◆ PROBLEM DESCRIPTION ◆
The material below must be restated exactly, line by line.

◆ DATASET ENTRIES ◆
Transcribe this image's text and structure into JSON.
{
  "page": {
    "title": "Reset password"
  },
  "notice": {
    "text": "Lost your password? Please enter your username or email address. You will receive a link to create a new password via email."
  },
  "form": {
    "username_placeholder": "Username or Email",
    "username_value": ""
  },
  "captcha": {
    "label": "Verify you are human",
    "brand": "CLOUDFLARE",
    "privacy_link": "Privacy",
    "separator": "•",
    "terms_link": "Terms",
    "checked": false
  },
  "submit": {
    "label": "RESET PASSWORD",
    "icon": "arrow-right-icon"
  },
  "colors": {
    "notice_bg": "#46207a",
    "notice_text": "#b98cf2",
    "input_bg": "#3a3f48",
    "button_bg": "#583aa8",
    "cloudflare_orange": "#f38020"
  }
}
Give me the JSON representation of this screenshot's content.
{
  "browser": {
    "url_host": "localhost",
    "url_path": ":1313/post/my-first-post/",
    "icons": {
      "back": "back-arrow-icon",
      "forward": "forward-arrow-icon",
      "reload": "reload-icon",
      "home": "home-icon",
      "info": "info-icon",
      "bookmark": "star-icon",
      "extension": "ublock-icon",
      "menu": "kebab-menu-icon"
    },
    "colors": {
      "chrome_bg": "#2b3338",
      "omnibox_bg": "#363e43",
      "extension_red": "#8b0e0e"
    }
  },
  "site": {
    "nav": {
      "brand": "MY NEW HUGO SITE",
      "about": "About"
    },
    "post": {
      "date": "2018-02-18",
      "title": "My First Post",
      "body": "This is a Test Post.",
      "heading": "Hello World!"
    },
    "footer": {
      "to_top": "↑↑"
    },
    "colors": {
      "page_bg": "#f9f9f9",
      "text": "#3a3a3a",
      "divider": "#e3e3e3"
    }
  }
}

◆ COMPLETED EXERCISE ◆
Transcribe this image's text and structure into JSON.
{
  "page": {
    "title": "Reset password"
  },
  "notice": {
    "text": "Lost your password? Please enter your username or email address. You will receive a link to create a new password via email."
  },
  "form": {
    "username_placeholder": "Username or Email",
    "username_value": ""
  },
  "captcha": {
    "label": "Verify you are human",
    "brand": "CLOUDFLARE",
    "privacy_link": "Privacy",
    "separator": "•",
    "terms_link": "Terms",
    "checked": false
  },
  "submit": {
    "label": "RESET PASSWORD",
    "icon": "arrow-right-icon"
  },
  "colors": {
    "notice_bg": "#46207a",
    "notice_text": "#b98cf2",
    "input_bg": "#3a3f48",
    "button_bg": "#583aa8",
    "cloudflare_orange": "#f38020"
  }
}
Give me the JSON representation of this screenshot's content.
{
  "browser": {
    "url_host": "localhost",
    "url_path": ":1313/post/my-first-post/",
    "icons": {
      "back": "back-arrow-icon",
      "forward": "forward-arrow-icon",
      "reload": "reload-icon",
      "home": "home-icon",
      "info": "info-icon",
      "bookmark": "star-icon",
      "extension": "ublock-icon",
      "menu": "kebab-menu-icon"
    },
    "colors": {
      "chrome_bg": "#2b3338",
      "omnibox_bg": "#363e43",
      "extension_red": "#8b0e0e"
    }
  },
  "site": {
    "nav": {
      "brand": "MY NEW HUGO SITE",
      "about": "About"
    },
    "post": {
      "date": "2018-02-18",
      "title": "My First Post",
      "body": "This is a Test Post.",
      "heading": "Hello World!"
    },
    "footer": {
      "to_top": "↑↑"
    },
    "colors": {
      "page_bg": "#f9f9f9",
      "text": "#3a3a3a",
      "divider": "#e3e3e3"
    }
  }
}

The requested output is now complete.